  8. 8. Further information: Data: EUROSTAT Website/Home page/Science and technology/Data Science and technology Research and development Survey on innovation in EU enterprises High tech industry and knowledge based services Patent statistics Patent applications to EPO by priority year EPO patents at the national level EPO patents at the regional level Journalists can contact the media support service: Bech Building Office A4/017 L - 2920 Luxembourg Tel. (352) 4301 33408 Fax (352) 4301 35349 E-mail: European Statistical Data Support: Eurostat set up with the members of the ‘European statistical system’ a network of support centres, which will exist in nearly all Member States as well as in some EFTA countries. Their mission is to provide help and guidance to Internet users of European statistical data.
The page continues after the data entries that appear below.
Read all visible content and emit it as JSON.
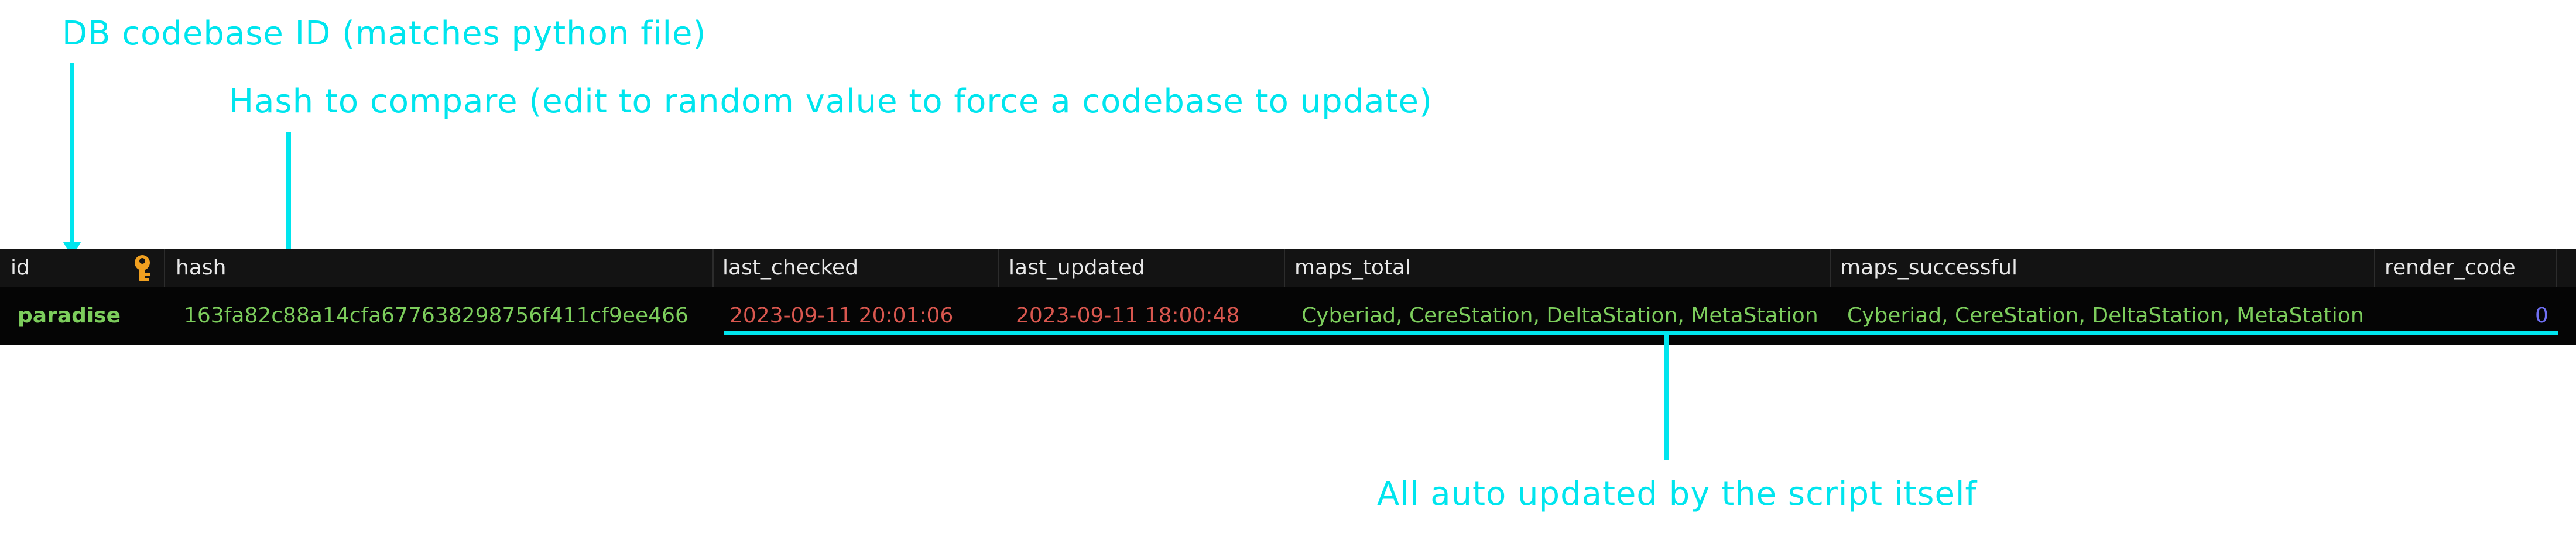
{
  "annotations": {
    "id_note": "DB codebase ID (matches python file)",
    "hash_note": "Hash to compare (edit to random value to force a codebase to update)",
    "auto_note": "All auto updated by the script itself"
  },
  "table": {
    "columns": [
      "id",
      "hash",
      "last_checked",
      "last_updated",
      "maps_total",
      "maps_successful",
      "render_code"
    ],
    "primary_key_icon": "key-icon",
    "rows": [
      {
        "id": "paradise",
        "hash": "163fa82c88a14cfa677638298756f411cf9ee466",
        "last_checked": "2023-09-11 20:01:06",
        "last_updated": "2023-09-11 18:00:48",
        "maps_total": "Cyberiad, CereStation, DeltaStation, MetaStation",
        "maps_successful": "Cyberiad, CereStation, DeltaStation, MetaStation",
        "render_code": "0"
      }
    ]
  },
  "colors": {
    "annotation": "#00e5ee",
    "text_value": "#7ccd5c",
    "datetime_value": "#d9574f",
    "numeric_value": "#6f6ff2",
    "header_bg": "#131313",
    "row_bg": "#050505"
  }
}
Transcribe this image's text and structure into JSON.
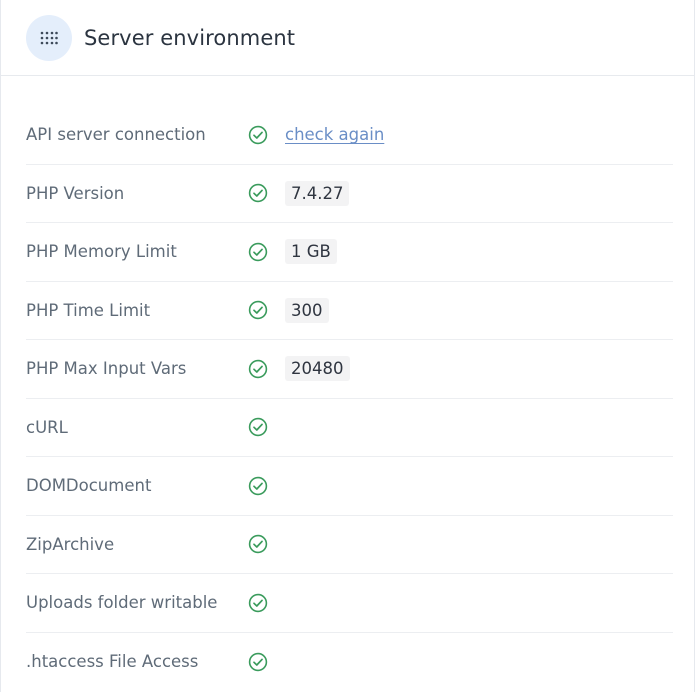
{
  "header": {
    "title": "Server environment",
    "icon": "grid-dots-icon"
  },
  "colors": {
    "check": "#3a9b5c",
    "link": "#6a8ec6",
    "header_icon_bg": "#e4eefb"
  },
  "rows": [
    {
      "label": "API server connection",
      "status": "ok",
      "value": "",
      "link": "check again"
    },
    {
      "label": "PHP Version",
      "status": "ok",
      "value": "7.4.27",
      "link": ""
    },
    {
      "label": "PHP Memory Limit",
      "status": "ok",
      "value": "1 GB",
      "link": ""
    },
    {
      "label": "PHP Time Limit",
      "status": "ok",
      "value": "300",
      "link": ""
    },
    {
      "label": "PHP Max Input Vars",
      "status": "ok",
      "value": "20480",
      "link": ""
    },
    {
      "label": "cURL",
      "status": "ok",
      "value": "",
      "link": ""
    },
    {
      "label": "DOMDocument",
      "status": "ok",
      "value": "",
      "link": ""
    },
    {
      "label": "ZipArchive",
      "status": "ok",
      "value": "",
      "link": ""
    },
    {
      "label": "Uploads folder writable",
      "status": "ok",
      "value": "",
      "link": ""
    },
    {
      "label": ".htaccess File Access",
      "status": "ok",
      "value": "",
      "link": ""
    }
  ]
}
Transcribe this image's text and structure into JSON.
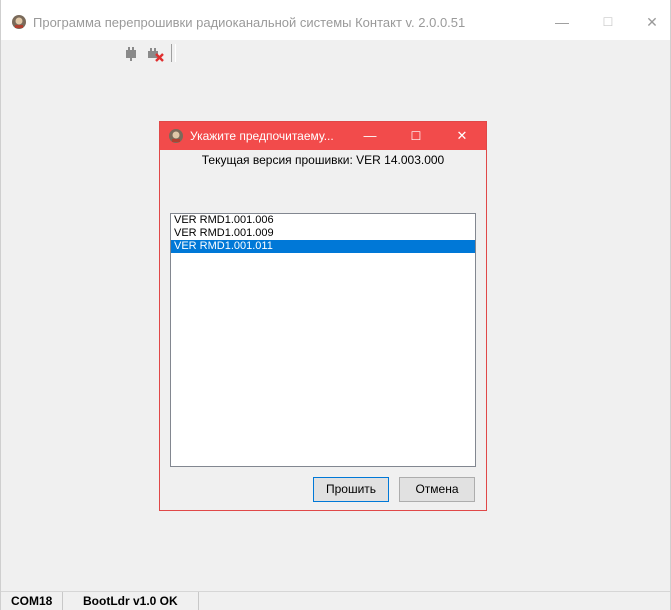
{
  "window": {
    "title": "Программа перепрошивки радиоканальной системы Контакт v. 2.0.0.51",
    "minimize": "—",
    "maximize": "☐",
    "close": "✕"
  },
  "toolbar": {
    "icons": [
      "connect-icon",
      "disconnect-icon"
    ]
  },
  "dialog": {
    "title": "Укажите предпочитаему...",
    "minimize": "—",
    "maximize": "☐",
    "close": "✕",
    "caption": "Текущая версия прошивки: VER 14.003.000",
    "items": [
      "VER RMD1.001.006",
      "VER RMD1.001.009",
      "VER RMD1.001.011"
    ],
    "selected_index": 2,
    "ok_label": "Прошить",
    "cancel_label": "Отмена"
  },
  "statusbar": {
    "port": "COM18",
    "bootloader": "BootLdr v1.0 OK"
  },
  "colors": {
    "dialog_title_bg": "#f24b4b",
    "selection": "#0078d7"
  }
}
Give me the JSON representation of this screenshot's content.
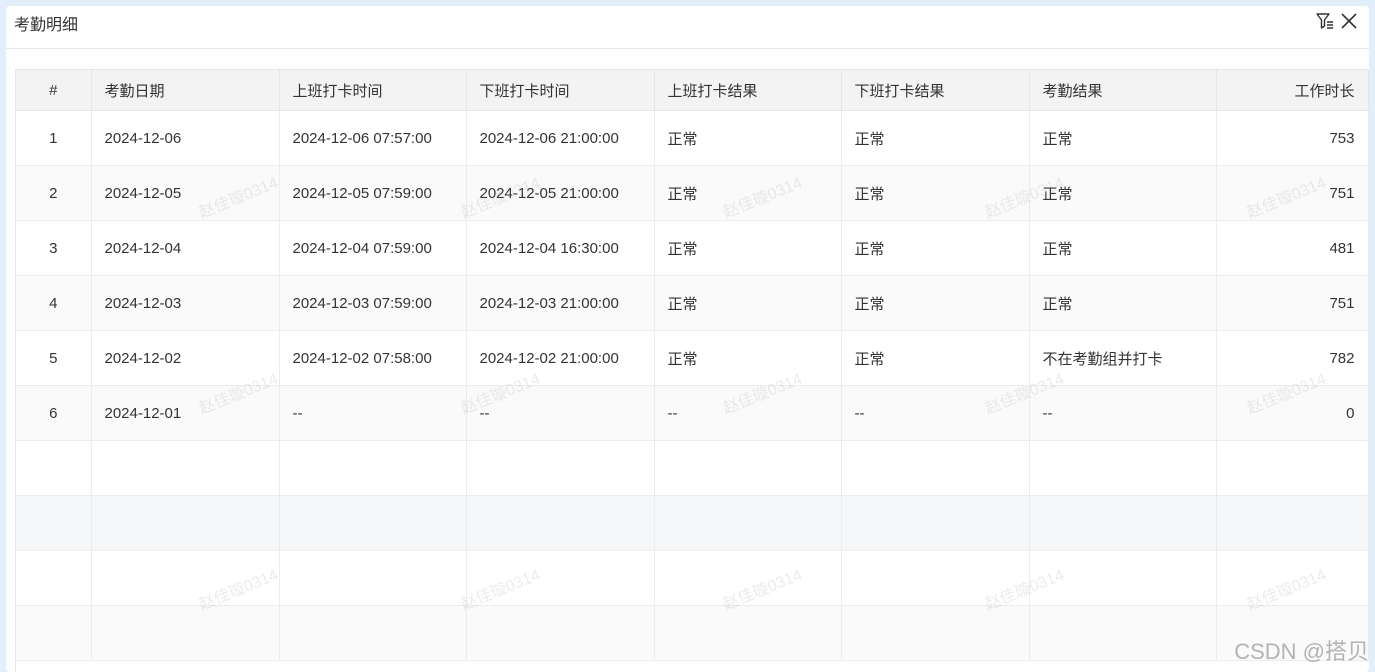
{
  "dialog": {
    "title": "考勤明细",
    "icons": [
      "filter-settings-icon",
      "close-icon"
    ]
  },
  "table": {
    "columns": [
      "#",
      "考勤日期",
      "上班打卡时间",
      "下班打卡时间",
      "上班打卡结果",
      "下班打卡结果",
      "考勤结果",
      "工作时长"
    ],
    "rows": [
      [
        "1",
        "2024-12-06",
        "2024-12-06 07:57:00",
        "2024-12-06 21:00:00",
        "正常",
        "正常",
        "正常",
        "753"
      ],
      [
        "2",
        "2024-12-05",
        "2024-12-05 07:59:00",
        "2024-12-05 21:00:00",
        "正常",
        "正常",
        "正常",
        "751"
      ],
      [
        "3",
        "2024-12-04",
        "2024-12-04 07:59:00",
        "2024-12-04 16:30:00",
        "正常",
        "正常",
        "正常",
        "481"
      ],
      [
        "4",
        "2024-12-03",
        "2024-12-03 07:59:00",
        "2024-12-03 21:00:00",
        "正常",
        "正常",
        "正常",
        "751"
      ],
      [
        "5",
        "2024-12-02",
        "2024-12-02 07:58:00",
        "2024-12-02 21:00:00",
        "正常",
        "正常",
        "不在考勤组并打卡",
        "782"
      ],
      [
        "6",
        "2024-12-01",
        "--",
        "--",
        "--",
        "--",
        "--",
        "0"
      ]
    ]
  },
  "watermark": "赵佳璇0314",
  "credit": "CSDN @搭贝"
}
Contact details for this support network can be found on our Internet site: A list of worldwide sales outlets is available at the: Office for Official Publications of the European Communities. 2, rue Mercier L - 2985 Luxembourg URL: E-mail: This document was produced jointly with Gesina Dierickx.